    The nervous system is complex and we still understand relatively little about the cause of or how to treat many neuropsychiatric disorders, like Autism, addiction, or schizophrenia. The two goals of our lab are to

    1) develop a more complete understanding of certain neurocircuits and

    2) use that information to inform we view and assess environmental and genetic contributions to neuropsychiatric disease.

    We use inbred and transgenic rodent models to understand how neuronal function at a cellular level may specifically determine discrete aspects of innate and learned behaviors related to sensory attention, arousal, and cognitive functions.

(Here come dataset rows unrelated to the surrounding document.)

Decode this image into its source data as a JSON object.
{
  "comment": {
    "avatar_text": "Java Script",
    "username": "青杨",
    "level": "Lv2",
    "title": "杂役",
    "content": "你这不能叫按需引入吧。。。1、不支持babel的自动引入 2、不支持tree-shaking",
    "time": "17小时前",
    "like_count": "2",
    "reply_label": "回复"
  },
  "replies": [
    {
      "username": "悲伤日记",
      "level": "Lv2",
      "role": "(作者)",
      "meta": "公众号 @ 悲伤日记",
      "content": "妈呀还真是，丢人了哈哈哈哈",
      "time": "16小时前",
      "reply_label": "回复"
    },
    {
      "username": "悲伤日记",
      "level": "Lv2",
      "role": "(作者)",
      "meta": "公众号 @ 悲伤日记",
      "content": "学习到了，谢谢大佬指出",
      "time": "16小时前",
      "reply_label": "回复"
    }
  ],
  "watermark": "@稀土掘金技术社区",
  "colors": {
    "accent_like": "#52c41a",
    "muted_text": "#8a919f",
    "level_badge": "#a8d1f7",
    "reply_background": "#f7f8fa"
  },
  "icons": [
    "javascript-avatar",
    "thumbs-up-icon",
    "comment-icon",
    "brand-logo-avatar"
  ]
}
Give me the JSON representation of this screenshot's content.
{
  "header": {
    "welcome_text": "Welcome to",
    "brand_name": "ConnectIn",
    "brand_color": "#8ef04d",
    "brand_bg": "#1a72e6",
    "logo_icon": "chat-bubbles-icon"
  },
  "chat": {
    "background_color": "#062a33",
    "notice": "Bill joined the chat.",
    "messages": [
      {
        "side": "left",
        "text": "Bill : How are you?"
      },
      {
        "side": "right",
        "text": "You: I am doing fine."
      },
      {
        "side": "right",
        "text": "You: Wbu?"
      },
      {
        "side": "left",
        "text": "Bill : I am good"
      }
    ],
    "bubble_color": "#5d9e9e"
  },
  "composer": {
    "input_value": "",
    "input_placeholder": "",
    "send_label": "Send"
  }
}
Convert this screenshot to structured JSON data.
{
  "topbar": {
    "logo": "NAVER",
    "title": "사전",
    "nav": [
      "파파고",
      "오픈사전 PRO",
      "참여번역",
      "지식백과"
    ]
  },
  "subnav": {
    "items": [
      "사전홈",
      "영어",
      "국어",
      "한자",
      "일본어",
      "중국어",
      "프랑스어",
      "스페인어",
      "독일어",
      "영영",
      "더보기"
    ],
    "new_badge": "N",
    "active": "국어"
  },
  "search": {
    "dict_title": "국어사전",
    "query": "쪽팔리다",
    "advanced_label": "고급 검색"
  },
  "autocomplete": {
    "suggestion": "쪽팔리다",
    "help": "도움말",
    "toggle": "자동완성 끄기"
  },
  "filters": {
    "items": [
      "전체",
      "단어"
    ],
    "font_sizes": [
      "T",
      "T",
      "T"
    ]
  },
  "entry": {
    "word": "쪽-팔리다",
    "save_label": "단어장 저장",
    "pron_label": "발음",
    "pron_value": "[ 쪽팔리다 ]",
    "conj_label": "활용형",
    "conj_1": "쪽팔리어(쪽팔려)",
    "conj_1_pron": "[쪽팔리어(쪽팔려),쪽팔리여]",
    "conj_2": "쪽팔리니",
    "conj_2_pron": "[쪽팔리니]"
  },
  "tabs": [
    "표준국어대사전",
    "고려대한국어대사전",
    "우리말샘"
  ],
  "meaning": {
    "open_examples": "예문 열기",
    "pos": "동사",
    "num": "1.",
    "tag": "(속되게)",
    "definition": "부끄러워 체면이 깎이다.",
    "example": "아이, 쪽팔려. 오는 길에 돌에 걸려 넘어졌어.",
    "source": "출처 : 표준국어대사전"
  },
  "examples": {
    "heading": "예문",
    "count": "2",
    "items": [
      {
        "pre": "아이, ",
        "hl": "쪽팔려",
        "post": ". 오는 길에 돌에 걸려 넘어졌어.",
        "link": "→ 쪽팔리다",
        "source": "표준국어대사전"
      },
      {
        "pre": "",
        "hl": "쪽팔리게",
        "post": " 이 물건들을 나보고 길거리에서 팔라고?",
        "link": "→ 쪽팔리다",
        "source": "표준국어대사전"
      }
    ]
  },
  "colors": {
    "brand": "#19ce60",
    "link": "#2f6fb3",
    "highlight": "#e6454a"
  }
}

    Ben Richardson, PhD Primary Investigator

    Assistant Professor

    Research Focus

    Anatomy & Function of Sensorimotor Circuits

    Our lab is interested in understanding the detailed workings of sensorimotor processing circuits, especially those that involve the cerebellum functioning outside of the motor system. A growing body of evidence suggests that the cerebellum may be involved in non-motor functions through its interactions with brain areas involved in reward, attention and emotion. We are currently using a combination of electrophysiology, histochemistry, viral tract tracing, transgenic mice, and optogenetics to develop detailed knowledge of some of these poorly neural pathways.


    Novel Roles for Cerebellum in Neurodevelopmental Disorders

    The expanding view of brain areas and functions that involve the cerebellum establish a rich network of interactions by which cerebellar dysfunction may impact a broad array of neural functions, processes and behaviors. We are working to identify the mechanisms by which changes or effects in the cerebellum may contribute to Autism Spectrum Disorder (ASD), alcoholism, and deficits in auditory processing. This work involves the use of whole animal and brain slice electrophysiology, histochemistry, optogenetics and assessment of behaviors in a number of wildtype and transgenic mouse lines.


    Ben Richardson

    $1.86M grant helps SIU scientist broaden brain research into autism

    Ben Richardson, Ph.D. , has spent his career studying functions and circuits in the brain and what causes them to behave abnormally, especially within an area called the cerebellum. His work has

    Other Lab Collaborators

    • David Rossi – Washington State University
    • Sam Wang – Princeton University

    Grant Funding

    Title: Cerebellar granule cell dysfunction in Shank3 mutant mice
    NIH-NIMH, R01 MH129749

    Title: Network modulators of auditory thalamocortical feedback inhibition
    NIH – NIDCD, R21 DC018365

    Richardson lab